=== Task statement ===
Pictures excluded, copy word for word the lines from the one holding "What data populates" through the last line below.

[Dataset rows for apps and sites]

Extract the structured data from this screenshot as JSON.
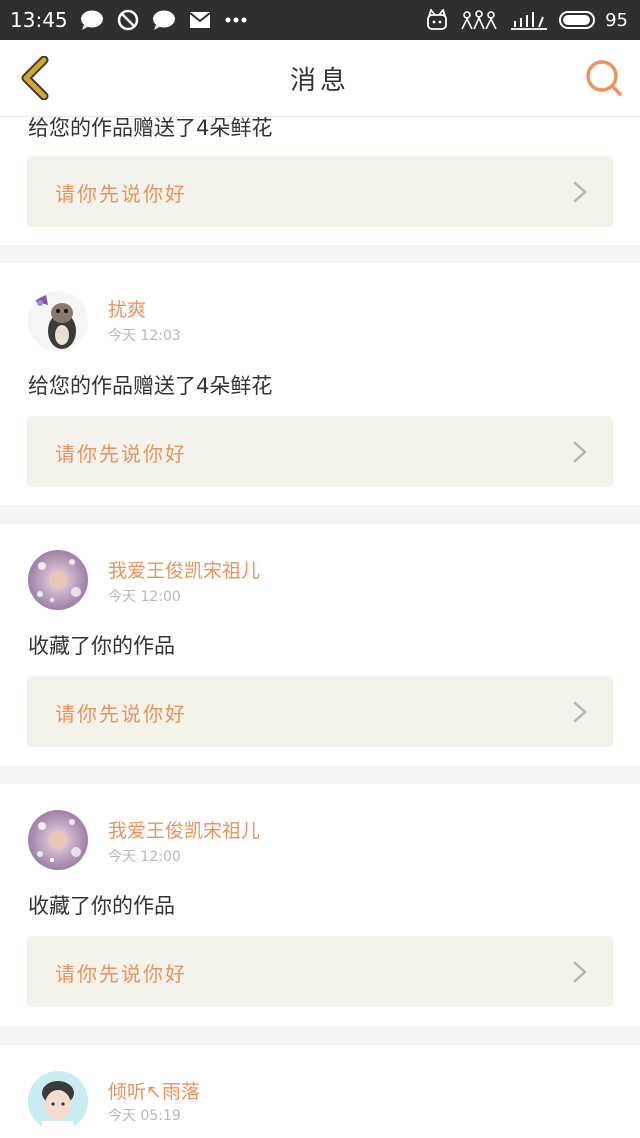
{
  "status_bar": {
    "time": "13:45",
    "battery": "95",
    "battery_level": 0.95,
    "left_icons": [
      "chat-bubble-icon",
      "block-icon",
      "chat-bubble-icon",
      "mail-icon",
      "more-dots-icon"
    ],
    "right_icons": [
      "cat-sticker-icon",
      "family-sticker-icon",
      "signal-doodle-icon"
    ]
  },
  "nav": {
    "title": "消息",
    "back_icon": "chevron-left-icon",
    "search_icon": "search-icon",
    "accent_color": "#e8945f",
    "back_color": "#d4a526"
  },
  "messages": [
    {
      "user": "",
      "time": "",
      "text": "给您的作品赠送了4朵鲜花",
      "reply_label": "请你先说你好",
      "avatar": "none"
    },
    {
      "user": "扰爽",
      "time": "今天 12:03",
      "text": "给您的作品赠送了4朵鲜花",
      "reply_label": "请你先说你好",
      "avatar": "cat-avatar"
    },
    {
      "user": "我爱王俊凯宋祖儿",
      "time": "今天 12:00",
      "text": "收藏了你的作品",
      "reply_label": "请你先说你好",
      "avatar": "sparkle-avatar"
    },
    {
      "user": "我爱王俊凯宋祖儿",
      "time": "今天 12:00",
      "text": "收藏了你的作品",
      "reply_label": "请你先说你好",
      "avatar": "sparkle-avatar"
    },
    {
      "user": "倾听↖雨落",
      "time": "今天 05:19",
      "text": "",
      "reply_label": "",
      "avatar": "boy-avatar"
    }
  ]
}
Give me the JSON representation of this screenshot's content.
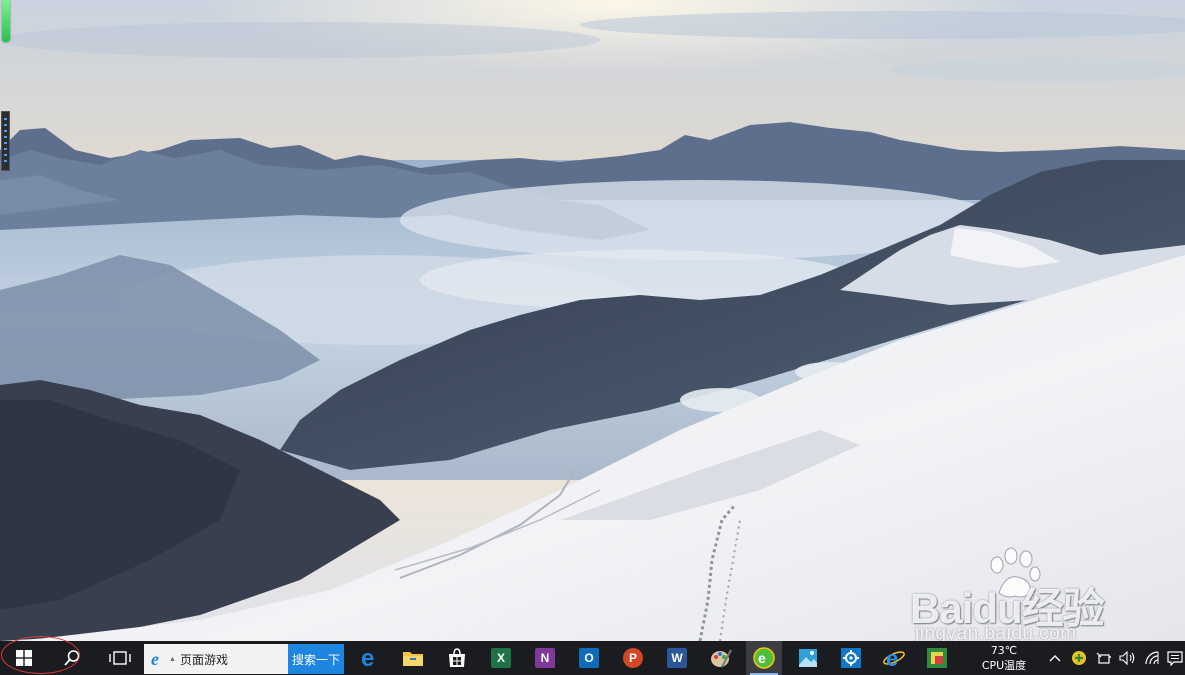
{
  "watermark": {
    "logo_text": "Baidu经验",
    "url": "jingyan.baidu.com"
  },
  "taskbar": {
    "search_value": "页面游戏",
    "search_button": "搜索一下",
    "cpu_temp": "73℃",
    "cpu_label": "CPU温度",
    "pinned_apps": [
      "edge-icon",
      "file-explorer-icon",
      "store-icon",
      "excel-icon",
      "onenote-icon",
      "outlook-icon",
      "powerpoint-icon",
      "word-icon",
      "paint-icon",
      "browser-360-icon",
      "photos-icon",
      "settings-icon",
      "internet-explorer-icon",
      "green-app-icon"
    ]
  },
  "colors": {
    "taskbar": "#1b1c1f",
    "search_button": "#1e86e0",
    "annotation_circle": "#e23b3b",
    "excel": "#1f7346",
    "onenote": "#80399b",
    "outlook": "#0f6cbd",
    "powerpoint": "#d24726",
    "word": "#2b579a",
    "edge": "#1e86e0"
  }
}
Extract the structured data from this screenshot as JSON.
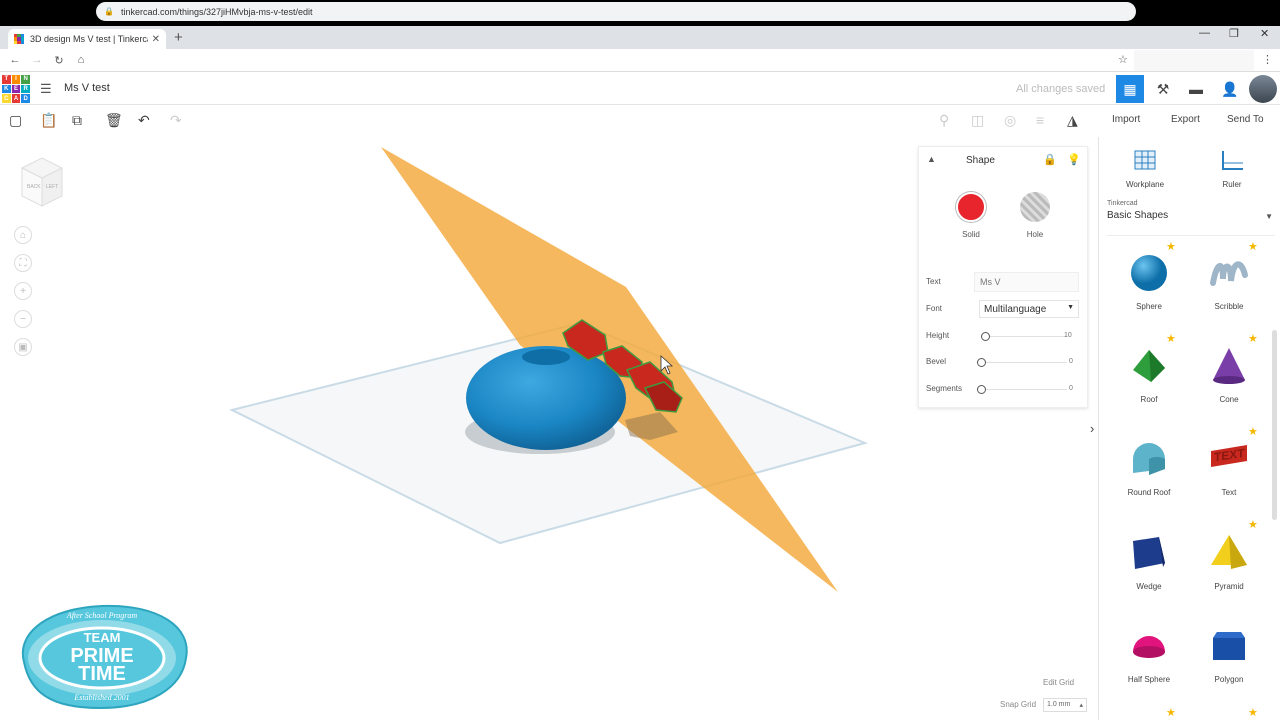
{
  "browser": {
    "tab_title": "3D design Ms V test | Tinkercad",
    "url": "tinkercad.com/things/327jiHMvbja-ms-v-test/edit"
  },
  "app": {
    "logo_letters": [
      "T",
      "I",
      "N",
      "K",
      "E",
      "R",
      "C",
      "A",
      "D"
    ],
    "design_name": "Ms V test",
    "save_status": "All changes saved"
  },
  "toolbar": {
    "import_label": "Import",
    "export_label": "Export",
    "sendto_label": "Send To"
  },
  "viewcube": {
    "back_label": "BACK",
    "left_label": "LEFT"
  },
  "inspector": {
    "title": "Shape",
    "solid_label": "Solid",
    "hole_label": "Hole",
    "solid_color": "#e8242c",
    "text_label": "Text",
    "text_value": "Ms V",
    "font_label": "Font",
    "font_value": "Multilanguage",
    "height_label": "Height",
    "height_value": "10",
    "bevel_label": "Bevel",
    "bevel_value": "0",
    "segments_label": "Segments",
    "segments_value": "0"
  },
  "library": {
    "workplane_label": "Workplane",
    "ruler_label": "Ruler",
    "category_small": "Tinkercad",
    "category_value": "Basic Shapes",
    "shapes": [
      {
        "name": "Sphere",
        "icon": "sphere-icon"
      },
      {
        "name": "Scribble",
        "icon": "scribble-icon"
      },
      {
        "name": "Roof",
        "icon": "roof-icon"
      },
      {
        "name": "Cone",
        "icon": "cone-icon"
      },
      {
        "name": "Round Roof",
        "icon": "round-roof-icon"
      },
      {
        "name": "Text",
        "icon": "text-shape-icon"
      },
      {
        "name": "Wedge",
        "icon": "wedge-icon"
      },
      {
        "name": "Pyramid",
        "icon": "pyramid-icon"
      },
      {
        "name": "Half Sphere",
        "icon": "half-sphere-icon"
      },
      {
        "name": "Polygon",
        "icon": "polygon-icon"
      }
    ]
  },
  "grid": {
    "edit_grid_label": "Edit Grid",
    "snap_grid_label": "Snap Grid",
    "snap_grid_value": "1.0 mm"
  },
  "watermark": {
    "team": "TEAM",
    "prime": "PRIME",
    "time": "TIME",
    "top_arc": "After School Program",
    "bottom_arc": "Established 2001"
  },
  "colors": {
    "accent": "#1e88e5",
    "workplane_orange": "#f4a83a",
    "shape_blue": "#1a86c4",
    "text_red": "#c8281e"
  }
}
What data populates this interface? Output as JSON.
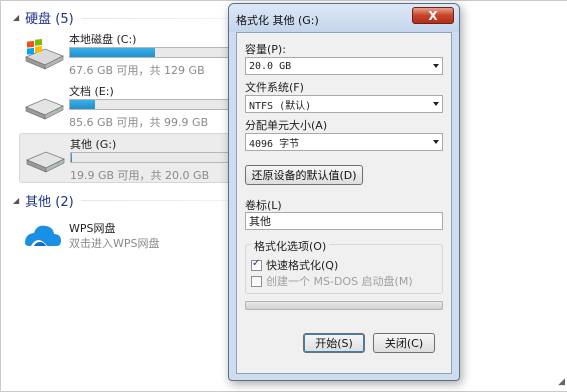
{
  "explorer": {
    "hard_disks_group": "硬盘 (5)",
    "other_group": "其他 (2)",
    "drives": [
      {
        "name": "本地磁盘 (C:)",
        "info": "67.6 GB 可用，共 129 GB",
        "used_fraction": 0.476,
        "icon": "windows-drive-icon"
      },
      {
        "name": "文档 (E:)",
        "info": "85.6 GB 可用，共 99.9 GB",
        "used_fraction": 0.143,
        "icon": "hard-drive-icon"
      },
      {
        "name": "其他 (G:)",
        "info": "19.9 GB 可用，共 20.0 GB",
        "used_fraction": 0.005,
        "icon": "hard-drive-icon"
      }
    ],
    "cloud": {
      "name": "WPS网盘",
      "desc": "双击进入WPS网盘",
      "icon": "wps-cloud-icon"
    },
    "bar_color": "#26a0da"
  },
  "dialog": {
    "title": "格式化 其他 (G:)",
    "close_label": "X",
    "capacity_label": "容量(P):",
    "capacity_value": "20.0 GB",
    "filesystem_label": "文件系统(F)",
    "filesystem_value": "NTFS (默认)",
    "alloc_label": "分配单元大小(A)",
    "alloc_value": "4096 字节",
    "restore_label": "还原设备的默认值(D)",
    "volume_label": "卷标(L)",
    "volume_value": "其他",
    "options_label": "格式化选项(O)",
    "quick_format_label": "快速格式化(Q)",
    "quick_format_checked": true,
    "msdos_label": "创建一个 MS-DOS 启动盘(M)",
    "msdos_checked": false,
    "start_label": "开始(S)",
    "close_button_label": "关闭(C)"
  }
}
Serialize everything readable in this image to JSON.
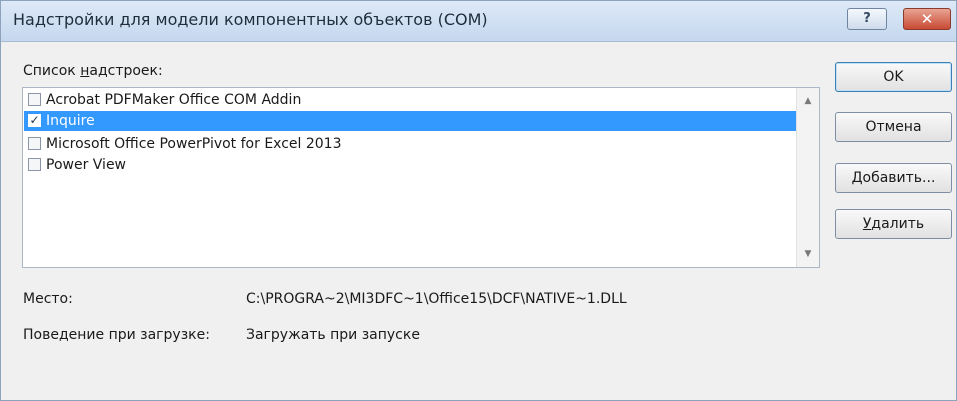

=== Reply to the exercise ===
What data populates this interface? Output as JSON.
{
  "explorer": {
    "hard_disks_group": "硬盘 (5)",
    "other_group": "其他 (2)",
    "drives": [
      {
        "name": "本地磁盘 (C:)",
        "info": "67.6 GB 可用，共 129 GB",
        "used_fraction": 0.476,
        "icon": "windows-drive-icon"
      },
      {
        "name": "文档 (E:)",
        "info": "85.6 GB 可用，共 99.9 GB",
        "used_fraction": 0.143,
        "icon": "hard-drive-icon"
      },
      {
        "name": "其他 (G:)",
        "info": "19.9 GB 可用，共 20.0 GB",
        "used_fraction": 0.005,
        "icon": "hard-drive-icon"
      }
    ],
    "cloud": {
      "name": "WPS网盘",
      "desc": "双击进入WPS网盘",
      "icon": "wps-cloud-icon"
    },
    "bar_color": "#26a0da"
  },
  "dialog": {
    "title": "格式化 其他 (G:)",
    "close_label": "X",
    "capacity_label": "容量(P):",
    "capacity_value": "20.0 GB",
    "filesystem_label": "文件系统(F)",
    "filesystem_value": "NTFS (默认)",
    "alloc_label": "分配单元大小(A)",
    "alloc_value": "4096 字节",
    "restore_label": "还原设备的默认值(D)",
    "volume_label": "卷标(L)",
    "volume_value": "其他",
    "options_label": "格式化选项(O)",
    "quick_format_label": "快速格式化(Q)",
    "quick_format_checked": true,
    "msdos_label": "创建一个 MS-DOS 启动盘(M)",
    "msdos_checked": false,
    "start_label": "开始(S)",
    "close_button_label": "关闭(C)"
  }
}
Serialize everything readable in this image to JSON.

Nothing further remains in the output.